2. Transparency over cobalt use
The big car makers need to disclose where they are getting their cobalt from, how it has been mined and processed, and by whom. This would enable regulators and civil society organizations to identify any risks associated with cobalt production.
The cleansing effects of transparency would also drive up standards in both industrial and small-scale artisan mines, as companies within the automotive supply chain would be forced to carry out ongoing checks regarding cobalt extraction, transport, sale and processing.
What is the World Economic Forum’s Sustainable Development Impact summit?
It’s an annual meeting featuring top examples of public-private cooperation and Fourth Industrial Revolution technologies being used to develop the sustainable development agenda.
It runs alongside the United Nations General Assembly, which this year features a one-day climate summit. This is timely given rising public fears – and citizen action – over weather conditions, pollution, ocean health and dwindling wildlife. It also reflects the understanding of the growing business case for action.
The UN’s Strategic Development Goals and the Paris Agreement provide the architecture for resolving many of these challenges. But to achieve this, we need to change the patterns of production, operation and consumption.
The World Economic Forum’s work is key, with the summit offering the opportunity to debate, discuss and engage on these issues at a global policy level.
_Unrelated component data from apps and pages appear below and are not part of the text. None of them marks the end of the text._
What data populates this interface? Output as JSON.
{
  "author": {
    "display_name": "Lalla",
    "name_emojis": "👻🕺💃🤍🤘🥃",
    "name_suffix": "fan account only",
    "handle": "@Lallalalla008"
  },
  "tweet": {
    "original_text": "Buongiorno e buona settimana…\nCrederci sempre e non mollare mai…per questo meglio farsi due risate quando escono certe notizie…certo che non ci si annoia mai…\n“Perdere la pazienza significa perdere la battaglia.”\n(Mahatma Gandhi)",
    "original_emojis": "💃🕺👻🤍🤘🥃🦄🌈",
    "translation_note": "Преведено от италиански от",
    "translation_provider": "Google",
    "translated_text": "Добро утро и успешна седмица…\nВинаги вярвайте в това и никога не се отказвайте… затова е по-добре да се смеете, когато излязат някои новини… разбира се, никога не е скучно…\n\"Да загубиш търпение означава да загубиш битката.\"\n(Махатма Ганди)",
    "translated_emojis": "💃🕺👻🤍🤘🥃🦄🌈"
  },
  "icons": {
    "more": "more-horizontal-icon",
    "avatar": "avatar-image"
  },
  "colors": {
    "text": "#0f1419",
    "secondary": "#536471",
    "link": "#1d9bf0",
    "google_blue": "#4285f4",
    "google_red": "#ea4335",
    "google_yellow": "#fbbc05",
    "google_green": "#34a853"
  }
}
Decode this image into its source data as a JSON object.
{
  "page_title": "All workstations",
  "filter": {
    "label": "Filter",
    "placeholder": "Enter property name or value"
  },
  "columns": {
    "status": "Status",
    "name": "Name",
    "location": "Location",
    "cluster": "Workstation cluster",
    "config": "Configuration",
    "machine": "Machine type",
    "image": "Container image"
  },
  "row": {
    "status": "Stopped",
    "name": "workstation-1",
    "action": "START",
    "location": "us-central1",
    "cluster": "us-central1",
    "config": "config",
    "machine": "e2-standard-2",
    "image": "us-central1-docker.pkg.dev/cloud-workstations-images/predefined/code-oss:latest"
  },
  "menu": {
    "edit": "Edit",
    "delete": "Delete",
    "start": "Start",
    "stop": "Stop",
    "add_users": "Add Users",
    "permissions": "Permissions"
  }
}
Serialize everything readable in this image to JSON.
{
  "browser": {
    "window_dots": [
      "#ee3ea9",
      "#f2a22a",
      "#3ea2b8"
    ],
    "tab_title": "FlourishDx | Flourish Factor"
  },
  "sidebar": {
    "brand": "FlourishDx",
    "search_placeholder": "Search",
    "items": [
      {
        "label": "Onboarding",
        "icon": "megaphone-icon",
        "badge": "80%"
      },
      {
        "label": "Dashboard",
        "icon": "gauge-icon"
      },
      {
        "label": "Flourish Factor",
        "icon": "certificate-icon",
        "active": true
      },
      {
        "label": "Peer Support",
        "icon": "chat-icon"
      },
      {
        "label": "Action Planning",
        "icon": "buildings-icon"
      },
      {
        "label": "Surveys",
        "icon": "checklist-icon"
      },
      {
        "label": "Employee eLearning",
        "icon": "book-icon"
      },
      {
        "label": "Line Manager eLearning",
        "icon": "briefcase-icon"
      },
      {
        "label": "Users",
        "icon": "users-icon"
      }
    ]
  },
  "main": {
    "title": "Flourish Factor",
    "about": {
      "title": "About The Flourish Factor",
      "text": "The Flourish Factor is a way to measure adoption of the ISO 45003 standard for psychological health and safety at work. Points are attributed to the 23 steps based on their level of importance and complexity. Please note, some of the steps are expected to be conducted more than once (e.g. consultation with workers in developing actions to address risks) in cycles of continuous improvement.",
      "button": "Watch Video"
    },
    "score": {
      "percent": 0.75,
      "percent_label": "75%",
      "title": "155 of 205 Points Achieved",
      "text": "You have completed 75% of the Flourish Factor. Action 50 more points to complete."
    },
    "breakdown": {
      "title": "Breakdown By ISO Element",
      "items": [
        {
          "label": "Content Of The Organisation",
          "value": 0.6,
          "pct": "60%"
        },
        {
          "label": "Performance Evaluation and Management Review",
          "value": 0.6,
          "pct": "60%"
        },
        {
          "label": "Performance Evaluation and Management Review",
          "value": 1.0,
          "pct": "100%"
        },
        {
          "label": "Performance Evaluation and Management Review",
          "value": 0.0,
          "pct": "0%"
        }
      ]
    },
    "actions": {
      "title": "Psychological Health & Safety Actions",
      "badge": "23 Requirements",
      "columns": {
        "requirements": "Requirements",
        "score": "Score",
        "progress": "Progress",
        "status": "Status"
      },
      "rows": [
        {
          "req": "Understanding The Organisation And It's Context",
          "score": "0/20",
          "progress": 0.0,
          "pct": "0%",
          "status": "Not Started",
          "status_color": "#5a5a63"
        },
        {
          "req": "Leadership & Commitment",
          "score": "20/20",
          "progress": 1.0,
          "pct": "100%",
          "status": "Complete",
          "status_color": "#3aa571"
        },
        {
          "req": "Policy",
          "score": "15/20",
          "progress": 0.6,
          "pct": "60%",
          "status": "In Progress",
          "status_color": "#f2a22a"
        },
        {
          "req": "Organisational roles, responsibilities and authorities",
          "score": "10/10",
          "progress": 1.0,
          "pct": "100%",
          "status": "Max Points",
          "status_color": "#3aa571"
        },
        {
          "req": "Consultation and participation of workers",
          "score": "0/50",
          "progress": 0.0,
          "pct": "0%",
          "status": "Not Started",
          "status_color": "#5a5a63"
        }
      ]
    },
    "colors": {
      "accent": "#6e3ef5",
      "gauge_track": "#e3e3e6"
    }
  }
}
3. A circular model
There needs to be serious thought given to how we can manufacture electric vehicle batteries in a context in which supply of key materials is severely constrained. Some 11 million tonnes of spent lithium-ion batteries are forecast to be discarded by 2030, so, in our view, they need to be designed with circular economy principles in mind.
Unless we design batteries for reuse and re-manufacture, we will not have enough of the right materials to keep up with global electric vehicle demand. Moreover, developing a circular economy for batteries is critical to ensuring that electric vehicles help us achieve the Paris Agreement goals, through the transportation and energy sectors.
Collectively, we are very powerful as consumers and buyers of electric vehicles. We should use that power to address the dirty secret at the heart of the clean mobility revolution.